• _EXERCISE OBJECTIVE_
In the data below, find every line that has the string "since", and copy it.

Web page and app entries:
========================================

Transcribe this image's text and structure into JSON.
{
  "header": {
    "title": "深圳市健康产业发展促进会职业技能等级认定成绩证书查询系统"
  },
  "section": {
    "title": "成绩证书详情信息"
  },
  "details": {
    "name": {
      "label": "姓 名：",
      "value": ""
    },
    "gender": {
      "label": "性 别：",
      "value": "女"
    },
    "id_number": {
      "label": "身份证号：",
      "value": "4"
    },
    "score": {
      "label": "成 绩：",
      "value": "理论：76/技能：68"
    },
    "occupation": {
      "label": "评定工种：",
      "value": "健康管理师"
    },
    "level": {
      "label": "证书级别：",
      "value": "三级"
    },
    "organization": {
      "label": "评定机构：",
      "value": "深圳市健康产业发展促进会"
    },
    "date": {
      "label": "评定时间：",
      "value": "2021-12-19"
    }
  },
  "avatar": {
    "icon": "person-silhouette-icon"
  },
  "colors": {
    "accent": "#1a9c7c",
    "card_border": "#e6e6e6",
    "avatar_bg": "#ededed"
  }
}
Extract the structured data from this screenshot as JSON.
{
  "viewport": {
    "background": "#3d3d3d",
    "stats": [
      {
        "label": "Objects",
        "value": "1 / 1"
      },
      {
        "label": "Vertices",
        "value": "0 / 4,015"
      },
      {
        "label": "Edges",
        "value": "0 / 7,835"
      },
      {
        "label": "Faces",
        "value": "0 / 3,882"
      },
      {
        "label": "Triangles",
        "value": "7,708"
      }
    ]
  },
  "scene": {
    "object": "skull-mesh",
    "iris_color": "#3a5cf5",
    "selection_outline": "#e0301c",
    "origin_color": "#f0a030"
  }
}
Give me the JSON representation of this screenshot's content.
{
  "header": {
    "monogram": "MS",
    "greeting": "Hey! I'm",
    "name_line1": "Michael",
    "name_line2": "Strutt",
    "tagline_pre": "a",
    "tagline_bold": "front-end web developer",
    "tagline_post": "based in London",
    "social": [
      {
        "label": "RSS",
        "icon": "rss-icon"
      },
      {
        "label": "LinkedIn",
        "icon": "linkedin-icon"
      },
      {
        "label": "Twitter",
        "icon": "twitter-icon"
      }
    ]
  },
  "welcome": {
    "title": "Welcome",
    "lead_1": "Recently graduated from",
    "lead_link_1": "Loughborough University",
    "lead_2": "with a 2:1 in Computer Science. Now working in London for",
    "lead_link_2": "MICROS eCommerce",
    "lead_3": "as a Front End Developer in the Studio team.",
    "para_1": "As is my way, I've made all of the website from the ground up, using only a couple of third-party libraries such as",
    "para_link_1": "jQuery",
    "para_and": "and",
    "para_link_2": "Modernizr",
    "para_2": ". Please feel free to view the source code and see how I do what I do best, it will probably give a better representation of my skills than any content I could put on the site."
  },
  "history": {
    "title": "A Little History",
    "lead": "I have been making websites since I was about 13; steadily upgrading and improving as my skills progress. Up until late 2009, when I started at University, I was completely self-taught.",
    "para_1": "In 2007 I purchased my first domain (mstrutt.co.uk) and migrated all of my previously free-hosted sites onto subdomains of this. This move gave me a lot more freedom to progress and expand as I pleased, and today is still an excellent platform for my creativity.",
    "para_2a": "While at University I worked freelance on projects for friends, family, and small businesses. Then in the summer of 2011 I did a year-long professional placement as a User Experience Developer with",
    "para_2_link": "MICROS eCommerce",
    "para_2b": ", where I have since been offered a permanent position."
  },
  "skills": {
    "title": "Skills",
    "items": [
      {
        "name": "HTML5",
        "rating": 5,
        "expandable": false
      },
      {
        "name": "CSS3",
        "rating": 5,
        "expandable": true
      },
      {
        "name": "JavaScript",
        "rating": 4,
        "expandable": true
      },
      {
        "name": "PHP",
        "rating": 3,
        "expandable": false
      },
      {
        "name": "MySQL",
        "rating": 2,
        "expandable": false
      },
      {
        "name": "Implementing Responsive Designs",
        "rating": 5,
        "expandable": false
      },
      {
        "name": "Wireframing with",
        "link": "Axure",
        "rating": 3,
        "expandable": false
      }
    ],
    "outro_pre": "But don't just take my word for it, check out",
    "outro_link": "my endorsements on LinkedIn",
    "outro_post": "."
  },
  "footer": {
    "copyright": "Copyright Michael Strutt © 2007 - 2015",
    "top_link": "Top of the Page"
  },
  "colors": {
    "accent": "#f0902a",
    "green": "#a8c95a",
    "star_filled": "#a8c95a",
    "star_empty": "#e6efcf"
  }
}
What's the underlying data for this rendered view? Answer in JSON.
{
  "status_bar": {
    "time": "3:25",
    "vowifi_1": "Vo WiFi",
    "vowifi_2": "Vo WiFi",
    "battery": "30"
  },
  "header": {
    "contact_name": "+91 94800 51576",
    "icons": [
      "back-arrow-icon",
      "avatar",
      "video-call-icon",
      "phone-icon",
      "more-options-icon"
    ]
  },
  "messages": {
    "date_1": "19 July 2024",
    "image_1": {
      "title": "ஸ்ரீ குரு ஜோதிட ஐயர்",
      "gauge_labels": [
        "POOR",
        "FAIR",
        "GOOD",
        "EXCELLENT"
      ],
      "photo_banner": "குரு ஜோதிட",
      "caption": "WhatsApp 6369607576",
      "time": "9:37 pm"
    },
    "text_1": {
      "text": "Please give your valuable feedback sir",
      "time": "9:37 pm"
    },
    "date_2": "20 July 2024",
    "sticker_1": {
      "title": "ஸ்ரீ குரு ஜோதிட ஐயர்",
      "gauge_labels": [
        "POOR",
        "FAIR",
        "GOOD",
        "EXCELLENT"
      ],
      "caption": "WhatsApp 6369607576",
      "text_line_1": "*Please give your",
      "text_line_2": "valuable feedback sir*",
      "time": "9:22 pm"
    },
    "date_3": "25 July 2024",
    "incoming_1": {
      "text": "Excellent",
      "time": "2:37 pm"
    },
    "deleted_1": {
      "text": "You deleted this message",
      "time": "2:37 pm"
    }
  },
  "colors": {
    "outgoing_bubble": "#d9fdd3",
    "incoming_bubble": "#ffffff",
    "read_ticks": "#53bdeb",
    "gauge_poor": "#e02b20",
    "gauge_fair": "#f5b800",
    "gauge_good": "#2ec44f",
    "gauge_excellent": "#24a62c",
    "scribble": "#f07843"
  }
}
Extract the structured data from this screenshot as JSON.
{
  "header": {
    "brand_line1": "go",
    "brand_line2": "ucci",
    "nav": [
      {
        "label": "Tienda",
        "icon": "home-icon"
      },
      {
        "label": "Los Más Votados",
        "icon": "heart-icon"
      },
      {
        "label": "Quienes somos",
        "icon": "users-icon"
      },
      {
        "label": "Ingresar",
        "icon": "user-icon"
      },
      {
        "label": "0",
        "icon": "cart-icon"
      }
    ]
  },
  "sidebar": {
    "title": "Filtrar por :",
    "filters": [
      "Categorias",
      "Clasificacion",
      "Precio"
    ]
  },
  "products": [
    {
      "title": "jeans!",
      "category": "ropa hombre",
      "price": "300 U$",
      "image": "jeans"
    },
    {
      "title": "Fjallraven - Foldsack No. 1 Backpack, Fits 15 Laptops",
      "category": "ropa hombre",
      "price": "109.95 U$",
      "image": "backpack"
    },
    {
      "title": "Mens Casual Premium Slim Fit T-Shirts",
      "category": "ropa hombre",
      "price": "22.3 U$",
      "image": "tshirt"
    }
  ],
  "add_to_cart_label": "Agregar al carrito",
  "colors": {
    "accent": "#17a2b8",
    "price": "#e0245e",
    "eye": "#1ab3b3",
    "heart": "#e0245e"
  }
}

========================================

• _WRITTEN ANSWER_
    "lead": "I have been making websites since I was about 13; steadily upgrading and improving as my skills progress. Up until late 2009, when I started at University, I was completely self-taught.",
    "para_2b": ", where I have since been offered a permanent position."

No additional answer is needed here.